When poems travel
Trans-. The prefix means “across,” “beyond,” “through.” It appears at the beginning of words that signify motion and change: “transportation,” “tranformation,” and of course “translation.” In 1830 Goethe captured just one kind of motion and change brought about by translation when he remarked to Johann Peter Eckermann: “I do not like to read my Faust any more in German, but in this French translation all seems again fresh, new, and spirited” (trans. John Oxenford).
Motion and change are central to this series. I’m interested in what happens when poems travel, not only across languages but across cultures and communities. I’m interested in what happens when poems change, not only through translation but as a result of artistic choices, scholarly claims, vagaries of reception. No doubt, all literary works become refreshed and renewed as they circulate, often in altered form, across the world. But poetry, as an art vitally tied to language, offers especially salient examples of such transpositions.
Roman Jakobson uses the word “transposition” at the end of his essay “On Linguistic Aspects of Translation” (1959). He does it in connection with the long-standing assumption that poetry, because it is an intensely verbal art, is by definition untranslatable. “Only creative transposition is possible,” he declares.
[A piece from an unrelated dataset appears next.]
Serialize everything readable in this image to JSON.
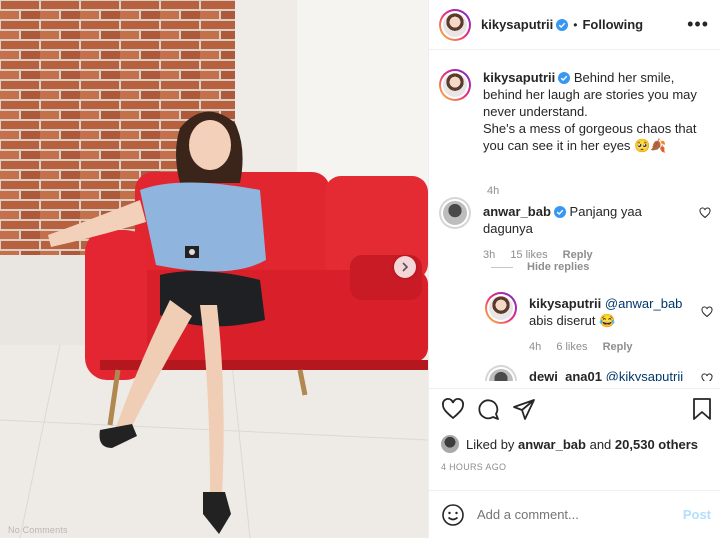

Reiterating the schema he proposed earlier in his essay, Jakobson then distinguishes among three types of transposition: “intralingual” (change in the poem’s “shape”), “interlingual” (change in the poem’s “language”), and “intersemiotic” (change in the poem’s “system of signs”).
Still, paraphrase, rendition, and adaptation — if those are roughly what Jakobson has in mind — belong in just one area of inquiry, which focuses on what happens to poems themselves as they travel and, inevitably, change. What interests me equally as much is the function of the reader in the process, especially if that reader is more than imagined or implied. The term “transposition,” as I’m using it, thus brings me closer to the field of reader response theory and reception studies. Once the poem is published, there is potentially no limit to what can be done with it. Paraphrase, rendition, and adaptation are only the most obvious examples of deliberate change; another is literary criticism. “Transposition,” in this broader sense, has more in common with “refraction,” a term used by scholars like Andrè Lefevere and David Damrosch in the context of translation studies and world literature. Again, what interests me is the worldwide dissemination of poems rather than plays or novels, as well as dynamic equilibrium implied by the word “transposition,” specifically as it pertains to the relationship between author and reader.
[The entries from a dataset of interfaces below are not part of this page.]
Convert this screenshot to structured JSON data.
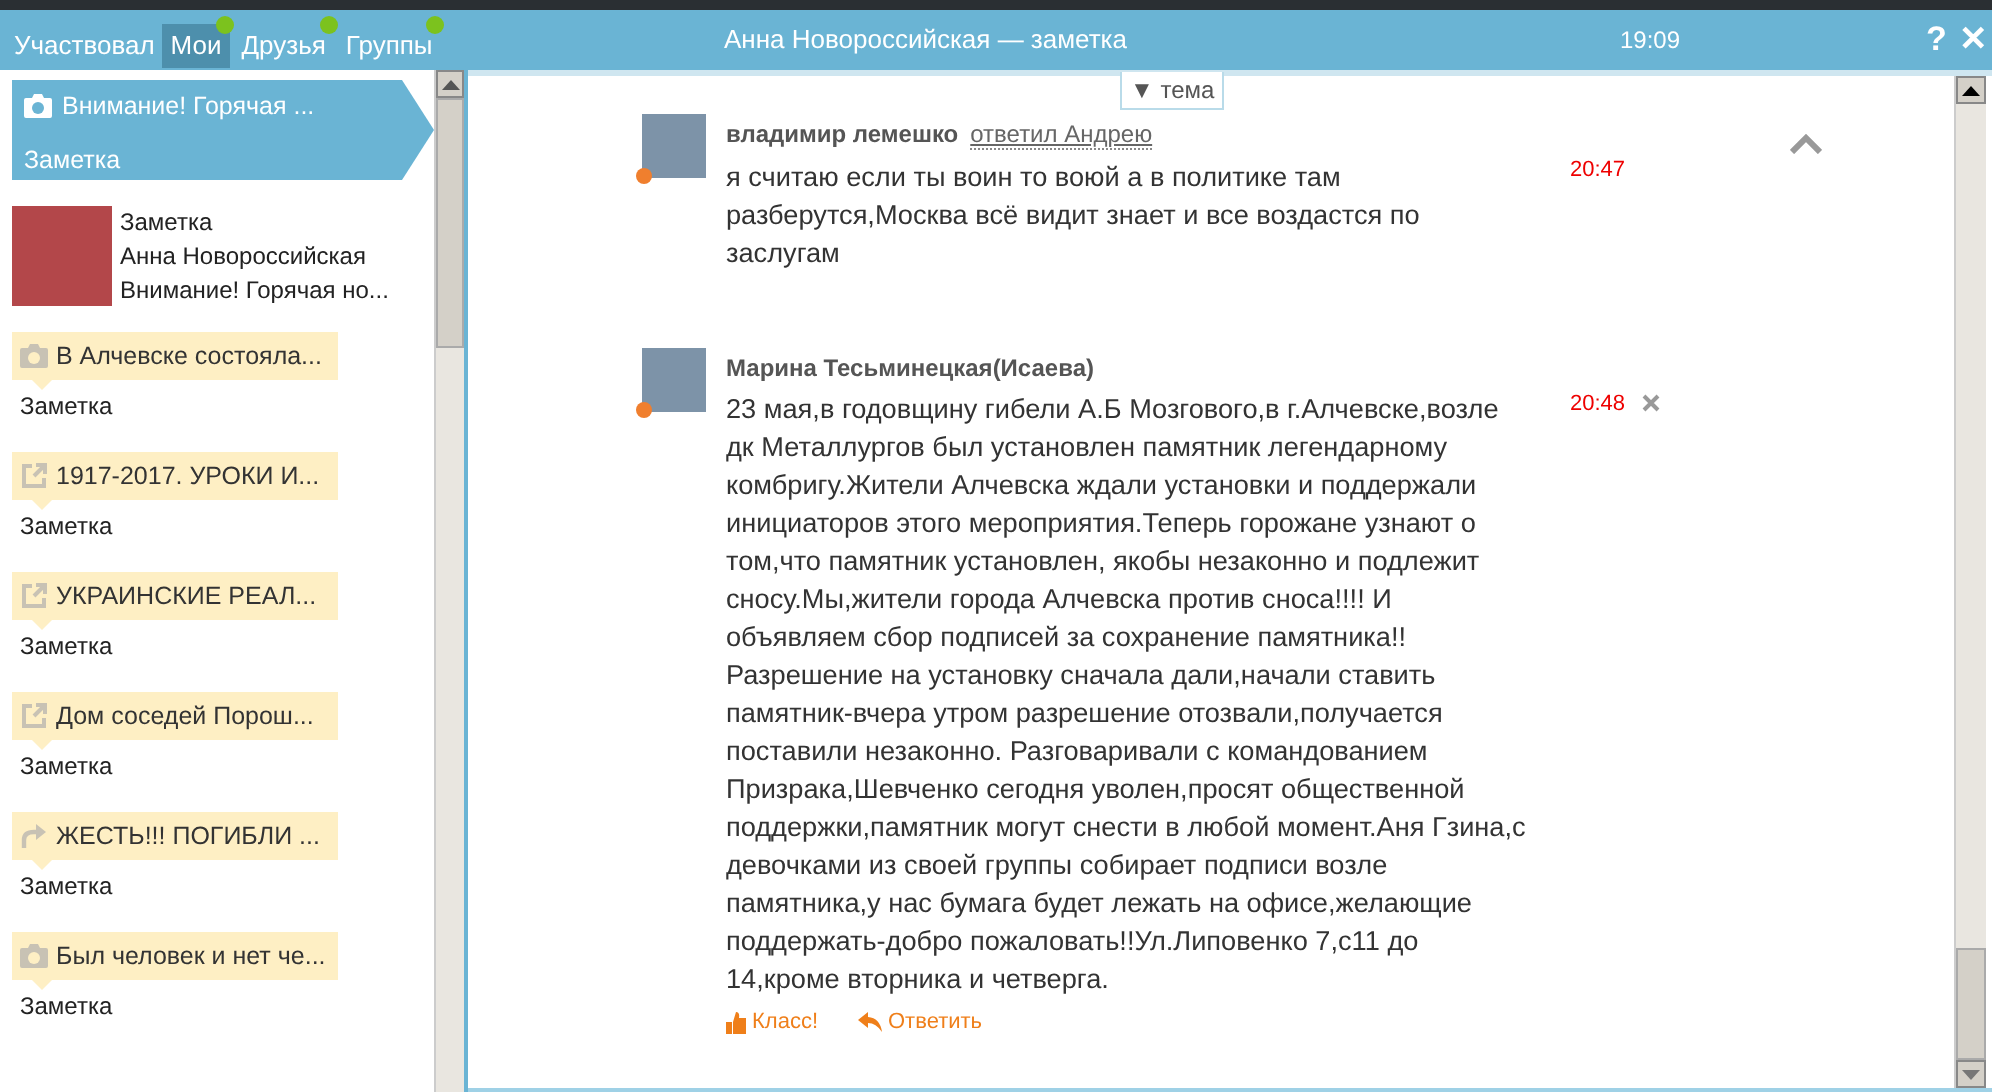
{
  "tabs": [
    {
      "label": "Участвовал",
      "selected": false,
      "has_update": false
    },
    {
      "label": "Мои",
      "selected": true,
      "has_update": true
    },
    {
      "label": "Друзья",
      "selected": false,
      "has_update": true
    },
    {
      "label": "Группы",
      "selected": false,
      "has_update": true
    }
  ],
  "window": {
    "title": "Анна Новороссийская — заметка",
    "time": "19:09",
    "help_label": "?",
    "close_label": "✕"
  },
  "sidebar": {
    "items": [
      {
        "kind": "photo",
        "title": "Внимание! Горячая ...",
        "subtitle": "Заметка",
        "selected": true
      },
      {
        "kind": "notification",
        "lines": [
          "Заметка",
          "Анна Новороссийская",
          "Внимание! Горячая но..."
        ],
        "selected": false
      },
      {
        "kind": "photo",
        "title": "В Алчевске состояла...",
        "subtitle": "Заметка",
        "selected": false
      },
      {
        "kind": "link",
        "title": "1917-2017. УРОКИ И...",
        "subtitle": "Заметка",
        "selected": false
      },
      {
        "kind": "link",
        "title": "УКРАИНСКИЕ РЕАЛ...",
        "subtitle": "Заметка",
        "selected": false
      },
      {
        "kind": "link",
        "title": "Дом соседей Порош...",
        "subtitle": "Заметка",
        "selected": false
      },
      {
        "kind": "reshare",
        "title": "ЖЕСТЬ!!! ПОГИБЛИ ...",
        "subtitle": "Заметка",
        "selected": false
      },
      {
        "kind": "photo",
        "title": "Был человек и нет че...",
        "subtitle": "Заметка",
        "selected": false
      }
    ]
  },
  "topic_toggle": "▼ тема",
  "messages": [
    {
      "author": "владимир лемешко",
      "reply_to": "ответил Андрею",
      "online": true,
      "time": "20:47",
      "deletable": false,
      "collapse": true,
      "text": "я считаю если ты воин то воюй а в политике там разберутся,Москва всё видит знает и все воздастся по заслугам"
    },
    {
      "author": "Марина Тесьминецкая(Исаева)",
      "online": true,
      "time": "20:48",
      "deletable": true,
      "collapse": false,
      "text": "23 мая,в годовщину гибели А.Б Мозгового,в г.Алчевске,возле дк Металлургов был установлен памятник легендарному комбригу.Жители Алчевска ждали установки и поддержали инициаторов этого мероприятия.Теперь горожане узнают о том,что памятник установлен, якобы незаконно и подлежит сносу.Мы,жители города Алчевска против сноса!!!! И объявляем сбор подписей за сохранение памятника!! Разрешение на установку сначала дали,начали ставить памятник-вчера утром разрешение отозвали,получается поставили незаконно. Разговаривали с командованием Призрака,Шевченко сегодня уволен,просят общественной поддержки,памятник могут снести в любой момент.Аня Гзина,с девочками из своей группы собирает подписи возле памятника,у нас бумага будет лежать на офисе,желающие поддержать-добро пожаловать!!Ул.Липовенко 7,с11 до 14,кроме вторника и четверга.",
      "actions": [
        {
          "kind": "like",
          "label": "Класс!"
        },
        {
          "kind": "reply",
          "label": "Ответить"
        }
      ]
    }
  ]
}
I am mindful of Walter Benjamin’s admonition, at the beginning of this essay “The Translator’s Task” (1923), that “when seeking knowledge of a work of art or an art form, it never proves useful to take the receiver into account … No poem is meant for the reader, no picture for the beholder, no symphony for the audience” (trans. Steven Rendall). Still, the notion of “receiver” seems to me more active, if not transactive, than Benjamin allows. The relationship between author and reader will appear especially dynamic in the topics I plan to explore in the next few weeks: different notions of audience and addressee; unconventional takes on influence and intertextuality; iteration as a compositional device; translingual and transmodal poems; reading versus playing a poem; self-translation and English-to-English translation; what it means for a poem to change.
My examples of “transposition” (creative, critical, and in-between) are meant to show how acts of reading can productively coincide or overlap with acts of writing, and vice versa — even the way Goethe briefly transitioned from author to reader as he came across Gèrard de Nerval's translation (mostly in prose!) of Faust. I hope that, at minimum, these commentaries will make a few other poems seem “fresh, new, and spirited.”